One of New Zealand’s greatest sporting achievers has called time on her career.
Bowls legend Jo Edwards announced her retirement, after two decades at the top of her sport.
There have been many illustrious names grace our greens over the years but none have a record to match Edwards, regarded as the best bowler this country has produced.
Edwards is a double World Champion, after triumphs in Scotland (2004) and Christchurch (2008) and has three other medals at World Championships.
She has won three Commonwealth Games gold medals in Manchester (2002), Glasgow (2014) and Gold Coast (2018).
Edwards has also collected an unprecedented six World Cup singles titles and was part of the Blackjacks team that took out the Bowls Premier League in Australia in 2015. And if that’s not enough, Edwards has also amassed a record 646 caps since her Blackjacks debut in 2001.
Edwards made the call to retire mid November, though the idea had been percolating for a few months.
“People have always told me ‘you know when you know’ and that is definitely true,” says Edwards.
“It’s always going to be hard and there is a definite sadness, but I also feel happy. It’s been 23 years – nearly half my life and this is perfect timing.”
The 50-year-old admits the decision wasn’t easy and followed weeks of tough conversations with her husband (and former national coach) Dave, but it is the right call.

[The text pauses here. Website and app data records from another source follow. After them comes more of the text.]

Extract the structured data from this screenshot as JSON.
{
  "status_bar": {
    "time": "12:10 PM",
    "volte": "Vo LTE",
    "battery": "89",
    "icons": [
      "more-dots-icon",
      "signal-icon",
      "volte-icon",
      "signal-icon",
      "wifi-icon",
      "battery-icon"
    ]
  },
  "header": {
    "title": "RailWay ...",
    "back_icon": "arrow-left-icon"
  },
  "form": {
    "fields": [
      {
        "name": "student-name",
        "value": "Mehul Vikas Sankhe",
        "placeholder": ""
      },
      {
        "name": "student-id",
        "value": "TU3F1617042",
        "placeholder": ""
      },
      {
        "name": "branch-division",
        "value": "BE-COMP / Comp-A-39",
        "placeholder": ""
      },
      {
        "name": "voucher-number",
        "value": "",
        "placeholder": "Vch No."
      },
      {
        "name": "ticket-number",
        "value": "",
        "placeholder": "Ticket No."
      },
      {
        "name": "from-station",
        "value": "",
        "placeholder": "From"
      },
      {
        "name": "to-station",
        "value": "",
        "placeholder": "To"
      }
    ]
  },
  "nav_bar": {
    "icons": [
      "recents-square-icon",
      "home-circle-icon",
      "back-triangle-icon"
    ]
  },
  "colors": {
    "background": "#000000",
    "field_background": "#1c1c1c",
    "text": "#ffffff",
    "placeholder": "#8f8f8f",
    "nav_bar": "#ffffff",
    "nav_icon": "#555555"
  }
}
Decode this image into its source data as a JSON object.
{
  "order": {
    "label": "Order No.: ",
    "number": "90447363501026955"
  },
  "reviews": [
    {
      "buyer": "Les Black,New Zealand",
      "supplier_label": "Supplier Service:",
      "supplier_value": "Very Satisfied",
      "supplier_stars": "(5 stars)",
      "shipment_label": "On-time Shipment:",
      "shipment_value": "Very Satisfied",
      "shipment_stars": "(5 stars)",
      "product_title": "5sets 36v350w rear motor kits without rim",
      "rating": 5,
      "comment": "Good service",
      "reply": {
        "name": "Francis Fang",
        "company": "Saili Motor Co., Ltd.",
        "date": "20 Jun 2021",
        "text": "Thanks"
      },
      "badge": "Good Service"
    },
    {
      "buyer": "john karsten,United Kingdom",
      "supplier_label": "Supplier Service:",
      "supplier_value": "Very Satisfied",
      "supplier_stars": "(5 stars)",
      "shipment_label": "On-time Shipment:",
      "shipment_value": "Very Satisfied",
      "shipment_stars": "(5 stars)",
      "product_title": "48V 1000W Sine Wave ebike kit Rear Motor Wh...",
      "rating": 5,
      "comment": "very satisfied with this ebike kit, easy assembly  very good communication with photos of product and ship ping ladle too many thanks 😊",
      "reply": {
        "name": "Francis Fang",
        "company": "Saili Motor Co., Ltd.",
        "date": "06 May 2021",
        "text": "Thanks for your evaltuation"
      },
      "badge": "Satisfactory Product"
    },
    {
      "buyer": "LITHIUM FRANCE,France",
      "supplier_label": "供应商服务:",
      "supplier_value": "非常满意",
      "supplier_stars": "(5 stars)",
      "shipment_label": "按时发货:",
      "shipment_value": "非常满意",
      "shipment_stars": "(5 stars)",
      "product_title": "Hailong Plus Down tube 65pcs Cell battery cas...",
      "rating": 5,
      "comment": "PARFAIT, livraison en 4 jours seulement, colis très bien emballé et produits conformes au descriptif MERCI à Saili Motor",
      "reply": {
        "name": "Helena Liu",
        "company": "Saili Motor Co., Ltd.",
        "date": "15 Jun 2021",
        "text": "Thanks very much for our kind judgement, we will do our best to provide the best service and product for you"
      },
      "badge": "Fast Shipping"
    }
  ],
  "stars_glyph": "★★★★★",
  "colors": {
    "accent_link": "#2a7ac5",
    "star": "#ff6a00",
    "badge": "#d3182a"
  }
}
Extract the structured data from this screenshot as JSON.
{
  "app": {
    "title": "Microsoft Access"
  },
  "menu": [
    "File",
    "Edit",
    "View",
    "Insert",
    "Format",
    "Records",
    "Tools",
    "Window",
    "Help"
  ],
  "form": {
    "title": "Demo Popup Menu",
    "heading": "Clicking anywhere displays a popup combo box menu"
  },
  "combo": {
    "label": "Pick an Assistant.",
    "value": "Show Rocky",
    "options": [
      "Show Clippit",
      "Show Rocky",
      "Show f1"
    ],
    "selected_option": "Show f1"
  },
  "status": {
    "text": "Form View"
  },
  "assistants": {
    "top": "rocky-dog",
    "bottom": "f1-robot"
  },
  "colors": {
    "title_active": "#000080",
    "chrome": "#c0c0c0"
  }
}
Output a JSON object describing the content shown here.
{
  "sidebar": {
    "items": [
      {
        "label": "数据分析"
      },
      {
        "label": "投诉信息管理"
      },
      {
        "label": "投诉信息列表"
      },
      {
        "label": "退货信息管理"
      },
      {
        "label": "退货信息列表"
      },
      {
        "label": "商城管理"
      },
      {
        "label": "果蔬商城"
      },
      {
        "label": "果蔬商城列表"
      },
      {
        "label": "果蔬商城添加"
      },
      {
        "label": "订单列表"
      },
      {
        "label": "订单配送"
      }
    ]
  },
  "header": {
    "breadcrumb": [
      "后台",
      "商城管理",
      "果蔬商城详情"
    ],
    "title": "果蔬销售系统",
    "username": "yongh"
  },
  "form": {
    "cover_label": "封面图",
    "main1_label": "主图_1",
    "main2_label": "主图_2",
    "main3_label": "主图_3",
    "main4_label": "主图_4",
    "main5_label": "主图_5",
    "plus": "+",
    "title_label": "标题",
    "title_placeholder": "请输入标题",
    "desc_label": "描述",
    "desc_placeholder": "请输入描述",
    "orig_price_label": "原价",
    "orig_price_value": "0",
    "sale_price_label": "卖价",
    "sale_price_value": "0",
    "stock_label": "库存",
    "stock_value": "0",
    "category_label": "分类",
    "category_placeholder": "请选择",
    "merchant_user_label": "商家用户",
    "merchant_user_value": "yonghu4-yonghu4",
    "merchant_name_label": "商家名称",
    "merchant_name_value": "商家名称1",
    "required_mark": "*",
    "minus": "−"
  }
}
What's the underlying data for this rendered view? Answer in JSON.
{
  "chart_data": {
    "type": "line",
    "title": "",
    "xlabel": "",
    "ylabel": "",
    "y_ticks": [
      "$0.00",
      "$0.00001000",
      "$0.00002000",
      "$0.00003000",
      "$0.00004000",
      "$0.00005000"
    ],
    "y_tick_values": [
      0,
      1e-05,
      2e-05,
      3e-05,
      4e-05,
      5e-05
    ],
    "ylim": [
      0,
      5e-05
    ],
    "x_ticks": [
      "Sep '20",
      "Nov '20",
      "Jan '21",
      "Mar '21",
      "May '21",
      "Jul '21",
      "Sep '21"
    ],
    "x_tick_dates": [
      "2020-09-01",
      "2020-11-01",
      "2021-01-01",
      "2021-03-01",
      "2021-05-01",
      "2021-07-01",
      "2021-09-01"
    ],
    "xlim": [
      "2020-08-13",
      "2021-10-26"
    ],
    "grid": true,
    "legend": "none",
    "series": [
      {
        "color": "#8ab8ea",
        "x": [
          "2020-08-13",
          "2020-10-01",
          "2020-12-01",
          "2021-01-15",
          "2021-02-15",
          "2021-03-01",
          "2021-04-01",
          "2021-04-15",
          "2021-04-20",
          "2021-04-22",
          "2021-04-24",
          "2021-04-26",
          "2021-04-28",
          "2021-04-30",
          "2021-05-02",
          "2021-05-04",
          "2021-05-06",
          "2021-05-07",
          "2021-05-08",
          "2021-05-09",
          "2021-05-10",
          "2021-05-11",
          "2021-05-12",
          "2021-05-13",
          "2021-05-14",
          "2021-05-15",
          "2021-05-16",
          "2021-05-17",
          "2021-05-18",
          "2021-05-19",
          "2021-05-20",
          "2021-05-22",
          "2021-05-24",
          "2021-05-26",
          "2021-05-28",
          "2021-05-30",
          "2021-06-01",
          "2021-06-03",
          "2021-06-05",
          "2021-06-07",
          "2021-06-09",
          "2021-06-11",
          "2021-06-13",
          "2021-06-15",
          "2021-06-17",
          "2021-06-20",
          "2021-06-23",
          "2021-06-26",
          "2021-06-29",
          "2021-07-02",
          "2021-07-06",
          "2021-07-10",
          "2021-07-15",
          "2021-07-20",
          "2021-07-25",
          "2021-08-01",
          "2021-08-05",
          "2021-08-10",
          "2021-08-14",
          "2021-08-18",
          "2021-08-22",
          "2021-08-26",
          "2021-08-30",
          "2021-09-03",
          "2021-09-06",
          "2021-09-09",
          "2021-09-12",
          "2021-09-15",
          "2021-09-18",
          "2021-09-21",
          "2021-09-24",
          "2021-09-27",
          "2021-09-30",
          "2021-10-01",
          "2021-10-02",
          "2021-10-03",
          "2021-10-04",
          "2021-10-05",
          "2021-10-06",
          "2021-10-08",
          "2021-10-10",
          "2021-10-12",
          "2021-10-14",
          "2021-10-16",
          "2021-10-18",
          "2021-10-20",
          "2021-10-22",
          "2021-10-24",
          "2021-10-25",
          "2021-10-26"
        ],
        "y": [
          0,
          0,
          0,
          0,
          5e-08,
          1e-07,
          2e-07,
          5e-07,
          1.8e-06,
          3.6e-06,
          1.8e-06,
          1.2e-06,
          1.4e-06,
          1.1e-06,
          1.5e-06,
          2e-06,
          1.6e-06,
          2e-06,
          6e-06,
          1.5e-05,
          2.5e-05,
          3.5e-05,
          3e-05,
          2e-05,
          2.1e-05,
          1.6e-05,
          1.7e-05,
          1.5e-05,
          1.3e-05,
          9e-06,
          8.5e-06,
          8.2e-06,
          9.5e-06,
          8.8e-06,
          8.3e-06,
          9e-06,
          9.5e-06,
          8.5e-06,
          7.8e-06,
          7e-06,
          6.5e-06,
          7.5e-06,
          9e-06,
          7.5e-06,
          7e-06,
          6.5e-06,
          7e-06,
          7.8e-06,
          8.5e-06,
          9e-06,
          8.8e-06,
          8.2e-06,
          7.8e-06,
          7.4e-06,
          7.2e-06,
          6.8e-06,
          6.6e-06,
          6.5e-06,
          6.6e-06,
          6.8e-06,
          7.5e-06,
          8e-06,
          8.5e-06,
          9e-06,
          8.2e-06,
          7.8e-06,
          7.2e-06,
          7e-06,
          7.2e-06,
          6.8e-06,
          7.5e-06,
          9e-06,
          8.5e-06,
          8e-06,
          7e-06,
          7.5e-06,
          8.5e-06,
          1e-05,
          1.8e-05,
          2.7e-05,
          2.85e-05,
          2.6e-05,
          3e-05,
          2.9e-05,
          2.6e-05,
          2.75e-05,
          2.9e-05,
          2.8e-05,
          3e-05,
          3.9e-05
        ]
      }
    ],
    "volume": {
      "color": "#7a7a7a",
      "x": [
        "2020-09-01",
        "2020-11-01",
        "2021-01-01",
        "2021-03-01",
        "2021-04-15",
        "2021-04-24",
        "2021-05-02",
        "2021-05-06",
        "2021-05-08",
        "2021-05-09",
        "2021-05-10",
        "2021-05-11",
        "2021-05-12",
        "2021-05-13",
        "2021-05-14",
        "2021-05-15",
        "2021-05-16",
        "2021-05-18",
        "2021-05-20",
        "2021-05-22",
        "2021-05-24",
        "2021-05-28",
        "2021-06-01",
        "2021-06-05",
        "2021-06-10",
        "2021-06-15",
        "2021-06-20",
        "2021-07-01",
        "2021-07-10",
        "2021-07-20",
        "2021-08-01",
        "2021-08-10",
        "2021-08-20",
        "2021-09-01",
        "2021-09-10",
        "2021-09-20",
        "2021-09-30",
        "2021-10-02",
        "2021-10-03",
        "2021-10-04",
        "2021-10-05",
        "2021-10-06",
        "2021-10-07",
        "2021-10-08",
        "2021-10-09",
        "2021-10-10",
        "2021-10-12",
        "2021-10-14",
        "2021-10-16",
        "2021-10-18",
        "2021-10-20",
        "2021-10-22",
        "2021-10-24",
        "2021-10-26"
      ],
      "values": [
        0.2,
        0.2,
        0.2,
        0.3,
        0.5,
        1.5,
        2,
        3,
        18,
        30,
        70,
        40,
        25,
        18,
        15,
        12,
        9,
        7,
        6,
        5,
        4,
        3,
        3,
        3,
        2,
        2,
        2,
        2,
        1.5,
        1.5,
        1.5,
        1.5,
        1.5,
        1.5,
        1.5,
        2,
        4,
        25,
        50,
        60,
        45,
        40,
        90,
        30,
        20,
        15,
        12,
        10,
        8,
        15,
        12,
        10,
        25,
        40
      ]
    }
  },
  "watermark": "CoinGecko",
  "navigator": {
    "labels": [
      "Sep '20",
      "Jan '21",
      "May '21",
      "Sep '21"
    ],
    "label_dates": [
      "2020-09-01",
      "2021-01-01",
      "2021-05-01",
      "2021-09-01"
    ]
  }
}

“The  World Championships event was always an aim,” says Edwards. “But it didn’t go ahead this year and who knows about 2021. But I also wanted to give Bowls New Zealand time to put together new teams and I knew if I wasn’t fully committed then it wasn’t going to work.”
Edwards is enthusiastic about the next generation.
“There is a real depth in the sport” says Edwards. “There are so many good players on the scene coming through.”
Long time former national coach Dave Edwards identifies three keys to Edwards’ incredible success.
“She is a talented sportsperson no doubt and has excelled in other sports before Bowls,” says Edwards.
“But she was also incredibly dedicated to preparation; she used to talk about coming back from tournaments with ‘no what-ifs’. And she had an unbelievable hunger and desire...she found a way to win.”
Edwards admits it is hard to put into words what the sport has given her.
“I’ve been so lucky,” says Edwards. “The success you have, the people you meet, the places that you get to see.”
“It’s been a lot of hard work and there has been a hell of a lot of people involved in that. And thankfully the selectors always had faith in me.”